"Research is creating new knowledge" - Neil Armstrong


  • Hybrid Solid-Plastic/Solid Polymer Electrolyte
  • SiNA (Silicon Nano Alloy) Nanocomposite Anode Engineering
  • Flexible, Wearable & Textile High Energy Storage Material & Device Design
  • Multifunctional Nanostructured Material Design and Synthesis for Energy Storage Application
  • Nanoporous/Nanodense Functional Layer Using Plasma Enhanced ALD

Highly Ionically Conductive Solid Electrolyte Membrane
 The development of solid polymer electrolyte membranes for LIB is one of the hottest topics in the battery field. A solid polymer battery will be able to open the door to not only electric vehicle and IT electronics but also a myriad of new applications like energy storage textiles, novel medical devices, and new energy harvesting gadgets. However, the low ionic conductivity hurdle must first be overcome before solid polymer battery can become a reality. The average ionic conductivity of a polymer electrolyte membrane is 10-4 S cm-1, which is several orders of magnitude below the conventional liquid electrolyte’s 10-2~ 10-3 S cm-1. Our polymer electrolyte membrane achieves high ionic conductivities of 10-3 S cm-1 at RT while maintaining mechanical and thermal integrity. We believe that our advances will make all-solid-state batteries a tangible possibility.

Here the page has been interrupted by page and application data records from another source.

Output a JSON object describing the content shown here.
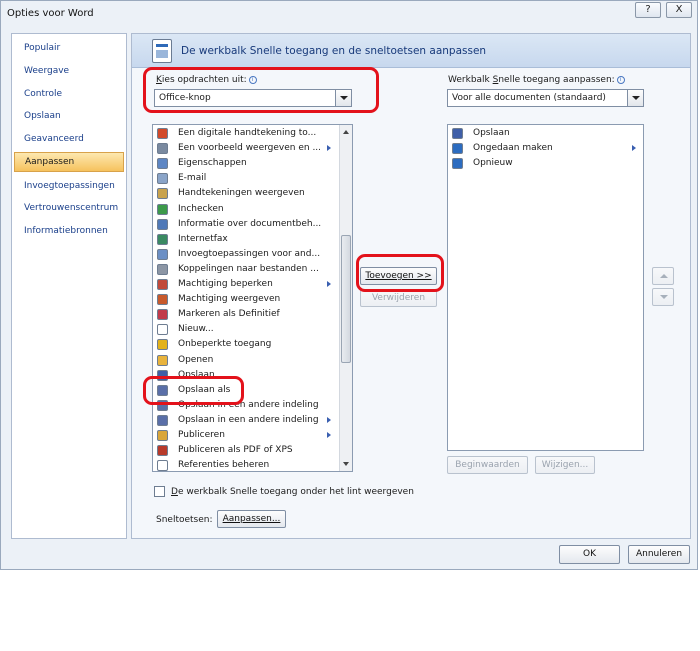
{
  "window": {
    "title": "Opties voor Word",
    "help_label": "?",
    "close_label": "X"
  },
  "sidebar": {
    "items": [
      {
        "label": "Populair"
      },
      {
        "label": "Weergave"
      },
      {
        "label": "Controle"
      },
      {
        "label": "Opslaan"
      },
      {
        "label": "Geavanceerd"
      },
      {
        "label": "Aanpassen",
        "active": true
      },
      {
        "label": "Invoegtoepassingen"
      },
      {
        "label": "Vertrouwenscentrum"
      },
      {
        "label": "Informatiebronnen"
      }
    ]
  },
  "header": {
    "title": "De werkbalk Snelle toegang en de sneltoetsen aanpassen"
  },
  "choose": {
    "label_underlined": "K",
    "label_rest": "ies opdrachten uit:",
    "value": "Office-knop"
  },
  "qat": {
    "label_pre": "Werkbalk ",
    "label_underlined": "S",
    "label_rest": "nelle toegang aanpassen:",
    "value": "Voor alle documenten (standaard)"
  },
  "commands": [
    {
      "label": "Een digitale handtekening to...",
      "icon": "ribbon-seal-icon",
      "color": "#d24a2a",
      "sub": false
    },
    {
      "label": "Een voorbeeld weergeven en ...",
      "icon": "print-preview-icon",
      "color": "#7a8aa0",
      "sub": true
    },
    {
      "label": "Eigenschappen",
      "icon": "properties-icon",
      "color": "#5d86c4",
      "sub": false
    },
    {
      "label": "E-mail",
      "icon": "email-icon",
      "color": "#8aa4c8",
      "sub": false
    },
    {
      "label": "Handtekeningen weergeven",
      "icon": "signatures-icon",
      "color": "#c9a34e",
      "sub": false
    },
    {
      "label": "Inchecken",
      "icon": "check-in-icon",
      "color": "#3c9a4a",
      "sub": false
    },
    {
      "label": "Informatie over documentbeh...",
      "icon": "document-info-icon",
      "color": "#4f79b8",
      "sub": false
    },
    {
      "label": "Internetfax",
      "icon": "internet-fax-icon",
      "color": "#3a8a62",
      "sub": false
    },
    {
      "label": "Invoegtoepassingen voor and...",
      "icon": "addins-icon",
      "color": "#6b8fc5",
      "sub": false
    },
    {
      "label": "Koppelingen naar bestanden ...",
      "icon": "links-icon",
      "color": "#8c96a5",
      "sub": false
    },
    {
      "label": "Machtiging beperken",
      "icon": "restrict-permission-icon",
      "color": "#c24a3a",
      "sub": true
    },
    {
      "label": "Machtiging weergeven",
      "icon": "view-permission-icon",
      "color": "#c85a2c",
      "sub": false
    },
    {
      "label": "Markeren als Definitief",
      "icon": "mark-final-icon",
      "color": "#c23a4a",
      "sub": false
    },
    {
      "label": "Nieuw...",
      "icon": "new-document-icon",
      "color": "#ffffff",
      "sub": false
    },
    {
      "label": "Onbeperkte toegang",
      "icon": "checkmark-icon",
      "color": "#e3b21a",
      "sub": false
    },
    {
      "label": "Openen",
      "icon": "open-folder-icon",
      "color": "#e8b33c",
      "sub": false
    },
    {
      "label": "Opslaan",
      "icon": "save-icon",
      "color": "#3f5fa8",
      "sub": false
    },
    {
      "label": "Opslaan als",
      "icon": "save-as-icon",
      "color": "#5a6fa8",
      "sub": false
    },
    {
      "label": "Opslaan in een andere indeling",
      "icon": "save-other-format-icon",
      "color": "#5a6fa8",
      "sub": false
    },
    {
      "label": "Opslaan in een andere indeling",
      "icon": "save-other-format-icon",
      "color": "#5a6fa8",
      "sub": true
    },
    {
      "label": "Publiceren",
      "icon": "publish-icon",
      "color": "#d9a63a",
      "sub": true
    },
    {
      "label": "Publiceren als PDF of XPS",
      "icon": "pdf-xps-icon",
      "color": "#b83a2a",
      "sub": false
    },
    {
      "label": "Referenties beheren",
      "icon": "references-icon",
      "color": "#ffffff",
      "sub": false
    }
  ],
  "qat_items": [
    {
      "label": "Opslaan",
      "icon": "save-icon",
      "color": "#3f5fa8",
      "sub": false
    },
    {
      "label": "Ongedaan maken",
      "icon": "undo-icon",
      "color": "#2c6cc0",
      "sub": true
    },
    {
      "label": "Opnieuw",
      "icon": "redo-icon",
      "color": "#2c6cc0",
      "sub": false
    }
  ],
  "buttons": {
    "add_label": "Toevoegen >>",
    "remove_label": "Verwijderen",
    "reset_label": "Beginwaarden",
    "modify_label": "Wijzigen...",
    "customize_label": "Aanpassen...",
    "ok_label": "OK",
    "cancel_label": "Annuleren"
  },
  "options": {
    "show_below_ribbon_underlined": "D",
    "show_below_ribbon_rest": "e werkbalk Snelle toegang onder het lint weergeven",
    "show_below_ribbon_checked": false,
    "shortcuts_label": "Sneltoetsen:"
  }
}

Lithium Metal Protection by Plasma-Thermal Dual ALD
 With its high theoretical capacity of 3860 mAh/g, Lithium (Li) metal is the ideal anode material for all sorts of Li batteries such as Li-ion, Li-S, and Li-air. However, practical use of Li anode is limited due to its thermal, chemical, and air stability that leads to poor performance of the battery. Artificial surface protection on Li has proven to be useful to fight the issues without compromising the battery performance when the layer is sufficiently thin. Atomic Layer Deposition (ALD) is one of the most effective way to deposit a very thin, but uniform and conformal coating. Deposition using thermal or plasma ALD can provide limited protection of the lithium metal. However, the combined dual plasma-thermal ALD can yield in a very dense and stable nanoscale surface protection layer which enables prolonged lithium stability in air atmosphere. This approach allows for solid-state electrolyte deposition directly on the lithium metal to attain the much desired all solid state battery.
Heterostructured Lithium Deficient Cathode Materials for Li-ion Batteries
The cathode in a Li-ion battery houses all of the Li ions, therefore it is the primary source of the battery's energy. This means that in order to improve battery life and battery power we must improve the cathode. The key to cathode material is its structure. There are several different structures currently used by the battery world, with the layered structure being most popular due to its high energy density. However, the issue with the layered structure is that it must retain some of its lithium ions in order to maintain its stability. This reduces the energy density. Our solution to this problem is introducing pillars to these layers. Therefore, we are currently investigating a multiphase structure (MPS) which is stable enough to be used at high voltages while still having a sufficient energy density. ​​​
Prelithiated Si-Metal Alloy for High Energy Li-Ion Batteries
Silicon anodes are a promising catch on the hunt for high-energy lithium-ion batteries. Even though graphite is the conventional and widely used anode material, silicon (Si) has attracted great attention because of its natural abundance, non-toxicity, and very high theoretical specific capacity of nearly 4200 mAh/g (about ten times more capacity than graphite). However, Si suffers from tremendous volume changes (over 300%) during charge/discharge cycles, and results in pulverization and huge capacity fading over time. This leads to poor battery performance which prevents Si from being implemented in commercial applications. We are currently investigating a prelithiated Si-Metal based alloy as a solution to this problem. Si with metal based alloys can provide a super-elastic flexible metal matrix which would mechanically protect the Si while maintaining electrical integrity, and prelithiation enhances the properties of Si/alloy for long battery life.